Bantham and others said that drunk driving can change a life in a moment. Drinking, texting, bending over to retrieve a dropped cellphone, making a phone call while driving or receiving a call at just the wrong moment can change a life forever, he added.
“My girlfriend in high school was killed by a drunk driver,” Bantham said. “My life went on and I met my wife, Kim, but no matter how many years go by, there’s a hole in your life that you never forget.”
The seniors who took their seats on a set of bleachers alongside O’Gara Drive initially were shielded from viewing the tableau of devastation. A row of school buses blocked their view but, soon, a broadcast began and the sounds of a party going on inside a vehicle were loud and clear. Heard by all was the laughter, the joking and drunken howls of a driver and the passengers.
Demands to pass another beer were heard. Exclamations about being buzzed beyond belief punctuated the broadcast. Then, there were cries of, “Watch out!” Screeching brakes blared the worst-ever scenario. A violent crashing sound indicated the collapse of raw metal crumpling like tin foil. Fake smoke billowed toward the crowd.
The buses pulled away on cue and the students seated on the bleachers viewed the mayhem in front of them. A girl, a passenger from one vehicle, lay lifeless on the pavement. She had been ejected upon impact and the driver of the same vehicle screamed in shock. The driver of the other vehicle, a lightweight passenger truck, stumbled around in disbelief. Hands to head, he cried, “No, no!”
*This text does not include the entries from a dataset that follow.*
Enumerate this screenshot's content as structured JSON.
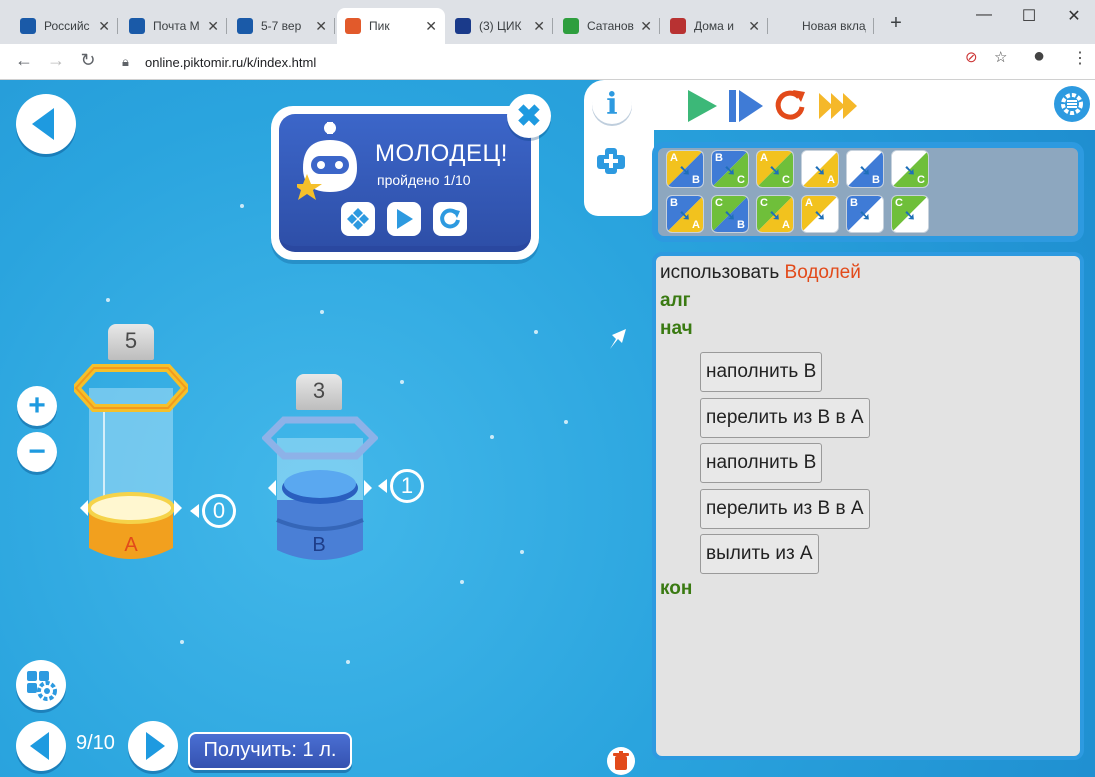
{
  "browser": {
    "tabs": [
      {
        "title": "Российс",
        "active": false,
        "favicon_color": "#1a5aa8"
      },
      {
        "title": "Почта М",
        "active": false,
        "favicon_color": "#1a5aa8"
      },
      {
        "title": "5-7 вер",
        "active": false,
        "favicon_color": "#1a5aa8"
      },
      {
        "title": "Пик",
        "active": true,
        "favicon_color": "#e25a2b"
      },
      {
        "title": "(3) ЦИК",
        "active": false,
        "favicon_color": "#1a3a8a"
      },
      {
        "title": "Сатанов",
        "active": false,
        "favicon_color": "#2e9e3e"
      },
      {
        "title": "Дома и",
        "active": false,
        "favicon_color": "#b83232"
      },
      {
        "title": "Новая вклад",
        "active": false,
        "favicon_color": "#dee1e6"
      }
    ],
    "tab_close": "✕",
    "new_tab": "+",
    "window_controls": {
      "minimize": "—",
      "maximize": "☐",
      "close": "✕"
    },
    "nav": {
      "back": "←",
      "forward": "→",
      "reload": "↻"
    },
    "url": "online.piktomir.ru/k/index.html"
  },
  "game": {
    "popup": {
      "title": "МОЛОДЕЦ!",
      "subtitle": "пройдено 1/10",
      "close_icon": "✖"
    },
    "containers": [
      {
        "capacity_badge": "5",
        "label": "А",
        "level": "0",
        "color": "#f2a01e"
      },
      {
        "capacity_badge": "3",
        "label": "В",
        "level": "1",
        "color": "#3f7bd6"
      }
    ],
    "zoom": {
      "plus": "+",
      "minus": "−"
    },
    "level_counter": "9/10",
    "goal": "Получить: 1 л."
  },
  "panel": {
    "info_icon": "i",
    "palette": [
      [
        {
          "a": "А",
          "b": "В",
          "c1": "#f2c21e",
          "c2": "#3f7bd6"
        },
        {
          "a": "В",
          "b": "С",
          "c1": "#3f7bd6",
          "c2": "#6fbf3a"
        },
        {
          "a": "А",
          "b": "С",
          "c1": "#f2c21e",
          "c2": "#6fbf3a"
        },
        {
          "a": "",
          "b": "А",
          "c1": "#ffffff",
          "c2": "#f2c21e"
        },
        {
          "a": "",
          "b": "В",
          "c1": "#ffffff",
          "c2": "#3f7bd6"
        },
        {
          "a": "",
          "b": "С",
          "c1": "#ffffff",
          "c2": "#6fbf3a"
        }
      ],
      [
        {
          "a": "В",
          "b": "А",
          "c1": "#3f7bd6",
          "c2": "#f2c21e"
        },
        {
          "a": "С",
          "b": "В",
          "c1": "#6fbf3a",
          "c2": "#3f7bd6"
        },
        {
          "a": "С",
          "b": "А",
          "c1": "#6fbf3a",
          "c2": "#f2c21e"
        },
        {
          "a": "А",
          "b": "",
          "c1": "#f2c21e",
          "c2": "#ffffff"
        },
        {
          "a": "В",
          "b": "",
          "c1": "#3f7bd6",
          "c2": "#ffffff"
        },
        {
          "a": "С",
          "b": "",
          "c1": "#6fbf3a",
          "c2": "#ffffff"
        }
      ]
    ],
    "program": {
      "use_keyword": "использовать",
      "executor": "Водолей",
      "alg": "алг",
      "begin": "нач",
      "commands": [
        "наполнить В",
        "перелить из В в А",
        "наполнить В",
        "перелить из В в А",
        "вылить из А"
      ],
      "end": "кон"
    }
  },
  "colors": {
    "accent": "#1e9ae0",
    "keyword": "#3a7a12",
    "executor": "#e24a1a"
  }
}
Jill Deleault, a music teacher from Campbell High in Litchfield, volunteered and played a distraught mom whose arrival at the crash scene triggered screams and heart-wrenching sobs. She was restrained, screaming for her daughter – the girl on the ground who would never graduate, who would never again give smiles or hugs.
When the realization of the severity of the situation hit the drunk driver, he began to panic. He tried clearing the truck of evidence. He threw cans and bottles over the fence in an effort to remove the alcohol from the crash scene. The ploy was an old one that fooled none of the firefighters or police officers arriving to help. The boy was ordered by Merrimack police to perform field sobriety tests. He wobbled in his attempt to walk a straight line. He was handcuffed. He was taken to jail. He had killed a person.
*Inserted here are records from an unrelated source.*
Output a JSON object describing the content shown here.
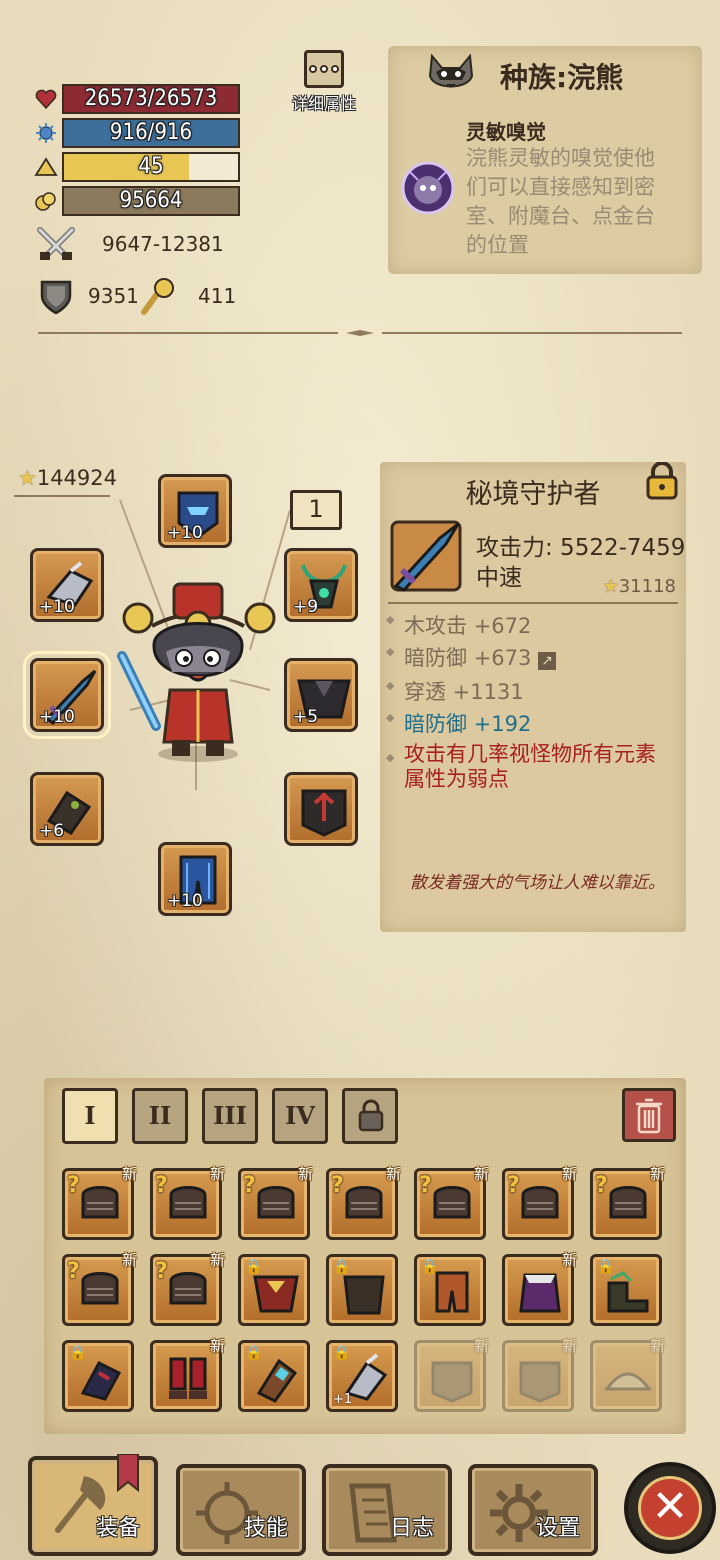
{
  "stats": {
    "hp": "26573/26573",
    "mp": "916/916",
    "level": "45",
    "gold": "95664",
    "attack": "9647-12381",
    "defense": "9351",
    "luck": "411",
    "hp_fill": 1.0,
    "mp_fill": 1.0,
    "level_fill": 0.72,
    "colors": {
      "hp": "#8c2b33",
      "mp": "#3d6f9a",
      "level": "#e7c654",
      "gold": "#8b7a5c"
    }
  },
  "detail_button": {
    "label": "详细属性"
  },
  "race": {
    "title": "种族:浣熊",
    "skill_name": "灵敏嗅觉",
    "skill_desc": "浣熊灵敏的嗅觉使他们可以直接感知到密室、附魔台、点金台的位置"
  },
  "equipment": {
    "power": "144924",
    "tag": "1",
    "slots": [
      {
        "plus": "+10",
        "icon": "helmet-icon"
      },
      {
        "plus": "+10",
        "icon": "gauntlet-icon"
      },
      {
        "plus": "+9",
        "icon": "amulet-icon"
      },
      {
        "plus": "+10",
        "icon": "sword-icon"
      },
      {
        "plus": "+5",
        "icon": "cloak-icon"
      },
      {
        "plus": "+6",
        "icon": "bracer-icon"
      },
      {
        "plus": "",
        "icon": "armor-icon"
      },
      {
        "plus": "+10",
        "icon": "leggings-icon"
      }
    ]
  },
  "item": {
    "name": "秘境守护者",
    "attack": "攻击力: 5522-7459",
    "speed": "中速",
    "score": "31118",
    "attrs": [
      "木攻击 +672",
      "暗防御 +673",
      "穿透 +1131",
      "暗防御 +192",
      "攻击有几率视怪物所有元素属性为弱点"
    ],
    "flavor": "散发着强大的气场让人难以靠近。"
  },
  "inventory": {
    "tabs": [
      "I",
      "II",
      "III",
      "IV"
    ],
    "new_label": "新",
    "row1_new": [
      "新",
      "新",
      "新",
      "新",
      "新",
      "新",
      "新"
    ],
    "row2_new": [
      "新",
      "新",
      "",
      "",
      "",
      "新",
      ""
    ],
    "row3_new": [
      "",
      "新",
      "",
      "",
      "新",
      "新",
      "新"
    ],
    "plus_label": "+1"
  },
  "nav": {
    "equip": "装备",
    "skills": "技能",
    "log": "日志",
    "settings": "设置"
  }
}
The Merrimack Fire and Rescue Department, meanwhile, used the jaws of life to extricate another of the truck’s passengers. The gurney rolled toward the ambulance with its covered burden. Covered, too, and gently placed into a body bag by funeral personnel from Rivet Funeral Home & Crematorium, was the body of the girl whose head lay alongside a puddle of red.
Police Capt. Michael Dudash, longtime supporter of the student’s annual mock DUI, and other speakers commented on the value of making good decisions. Dudash said that the decision to choose safety is a personal one that each person in the audience has to make, every time the steering wheel is taken in hand.
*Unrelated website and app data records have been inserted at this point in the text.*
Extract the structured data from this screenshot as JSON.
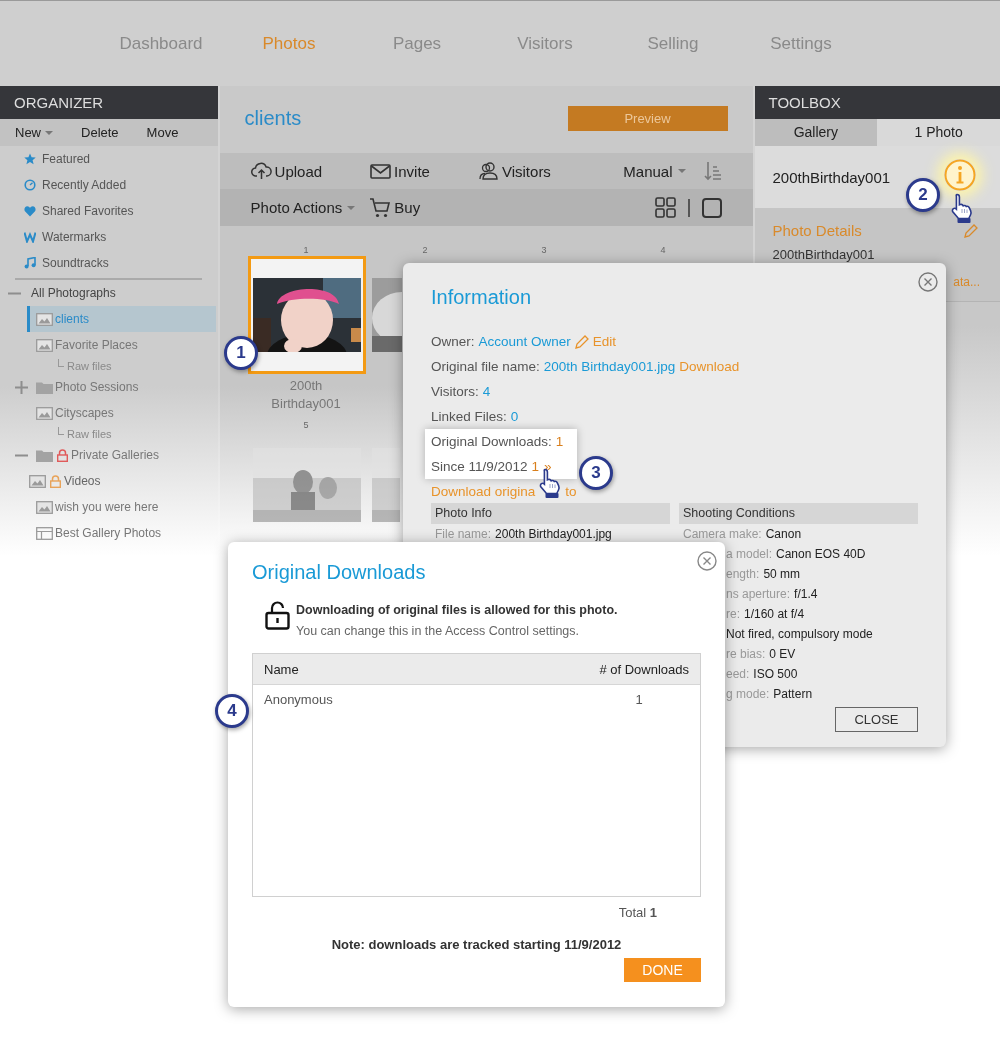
{
  "nav": [
    {
      "label": "Dashboard",
      "selected": false
    },
    {
      "label": "Photos",
      "selected": true
    },
    {
      "label": "Pages",
      "selected": false
    },
    {
      "label": "Visitors",
      "selected": false
    },
    {
      "label": "Selling",
      "selected": false
    },
    {
      "label": "Settings",
      "selected": false
    }
  ],
  "organizer": {
    "title": "ORGANIZER",
    "actions": [
      {
        "label": "New",
        "dropdown": true
      },
      {
        "label": "Delete",
        "dropdown": false
      },
      {
        "label": "Move",
        "dropdown": false
      }
    ],
    "shortcuts": [
      {
        "label": "Featured",
        "kind": "star",
        "selected": false
      },
      {
        "label": "Recently Added",
        "kind": "clock",
        "selected": false
      },
      {
        "label": "Shared Favorites",
        "kind": "heart",
        "selected": false
      },
      {
        "label": "Watermarks",
        "kind": "watermark",
        "selected": false
      },
      {
        "label": "Soundtracks",
        "kind": "music",
        "selected": false
      }
    ],
    "tree": [
      {
        "label": "All Photographs",
        "kind": "root",
        "expanded": true,
        "selected": false,
        "children": [
          {
            "label": "clients",
            "kind": "gallery",
            "selected": true
          },
          {
            "label": "Favorite Places",
            "kind": "gallery",
            "selected": false,
            "children": [
              {
                "label": "Raw files",
                "kind": "raw",
                "selected": false
              }
            ]
          },
          {
            "label": "Photo Sessions",
            "kind": "folder",
            "expanded": false,
            "selected": false
          },
          {
            "label": "Cityscapes",
            "kind": "gallery",
            "selected": false,
            "children": [
              {
                "label": "Raw files",
                "kind": "raw",
                "selected": false
              }
            ]
          },
          {
            "label": "Private Galleries",
            "kind": "folder",
            "locked": true,
            "expanded": true,
            "selected": false,
            "children": [
              {
                "label": "Videos",
                "kind": "gallery",
                "locked": true,
                "selected": false
              }
            ]
          },
          {
            "label": "wish you were here",
            "kind": "gallery",
            "selected": false
          },
          {
            "label": "Best Gallery Photos",
            "kind": "album",
            "selected": false
          }
        ]
      }
    ]
  },
  "gallery": {
    "title": "clients",
    "preview_button": "Preview",
    "toolbar": [
      {
        "label": "Upload",
        "kind": "upload"
      },
      {
        "label": "Invite",
        "kind": "invite"
      },
      {
        "label": "Visitors",
        "kind": "visitors"
      }
    ],
    "sort": "Manual",
    "photo_actions": "Photo Actions",
    "buy": "Buy",
    "view_modes": [
      {
        "kind": "grid"
      },
      {
        "kind": "single"
      }
    ],
    "column_numbers": [
      "1",
      "2",
      "3",
      "4"
    ],
    "photos": [
      {
        "kind": "picture",
        "selected": true,
        "caption": "200th Birthday001"
      },
      {
        "kind": "picture",
        "selected": false
      }
    ],
    "row_number": "5",
    "second_row": [
      {
        "kind": "picture"
      },
      {
        "kind": "picture"
      }
    ]
  },
  "toolbox": {
    "title": "TOOLBOX",
    "tabs": [
      {
        "label": "Gallery",
        "selected": false
      },
      {
        "label": "1 Photo",
        "selected": true
      }
    ],
    "photo_name": "200thBirthday001",
    "details_title": "Photo Details",
    "details_name": "200thBirthday001",
    "details_link": "ata..."
  },
  "information": {
    "title": "Information",
    "rows": [
      {
        "label": "Owner:",
        "value": "Account Owner",
        "action": "Edit",
        "editable": true
      },
      {
        "label": "Original file name:",
        "value": "200th Birthday001.jpg",
        "action": "Download",
        "editable": false
      },
      {
        "label": "Visitors:",
        "value": "4"
      },
      {
        "label": "Linked Files:",
        "value": "0"
      }
    ],
    "downloads_label": "Original Downloads:",
    "downloads_value": "1",
    "since_label": "Since 11/9/2012",
    "since_value": "1",
    "since_arrow": "»",
    "download_link": [
      "Download origina",
      "to"
    ],
    "photo_info": {
      "title": "Photo Info",
      "rows": [
        {
          "label": "File name:",
          "value": "200th Birthday001.jpg"
        }
      ]
    },
    "shooting": {
      "title": "Shooting Conditions",
      "rows": [
        {
          "label": "Camera make:",
          "value": "Canon",
          "cut": false
        },
        {
          "label": "a model:",
          "value": "Canon EOS 40D",
          "cut": true
        },
        {
          "label": "ength:",
          "value": "50 mm",
          "cut": true
        },
        {
          "label": "ns aperture:",
          "value": "f/1.4",
          "cut": true
        },
        {
          "label": "re:",
          "value": "1/160 at f/4",
          "cut": true
        },
        {
          "value": "Not fired, compulsory mode",
          "cut": true
        },
        {
          "label": "re bias:",
          "value": "0 EV",
          "cut": true
        },
        {
          "label": "eed:",
          "value": "ISO 500",
          "cut": true
        },
        {
          "label": "g mode:",
          "value": "Pattern",
          "cut": true
        }
      ]
    },
    "close_button": "CLOSE"
  },
  "downloads": {
    "title": "Original Downloads",
    "notice_bold": "Downloading of original files is allowed for this photo.",
    "notice": "You can change this in the Access Control settings.",
    "columns": [
      "Name",
      "# of Downloads"
    ],
    "rows": [
      [
        "Anonymous",
        "1"
      ]
    ],
    "total": "Total **1**",
    "note": "Note: downloads are tracked starting 11/9/2012",
    "done_button": "DONE"
  },
  "callouts": [
    "1",
    "2",
    "3",
    "4"
  ]
}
“In a split second, someone’s life is lost,” Dudash said. “Sometimes, your actions affect someone just driving down the road – someone who has done nothing wrong.”
Senior Matthew Beck lingered at the scene of the mock DUI before beginning a slow walk back to the high school, where life would go on undisturbed, for now. He said the production made him think about the risks taken when caution is disregarded and drivers opt to take a chance on their lives, and the lives of others.
“It was very moving,” Beck said, of the skit. “I just find it shocking that even after people tell their stories that some will drink and drive. It could all be so easily avoided.”
For more information on the mock DUI at Merrimack High School, call the school at 424-6204.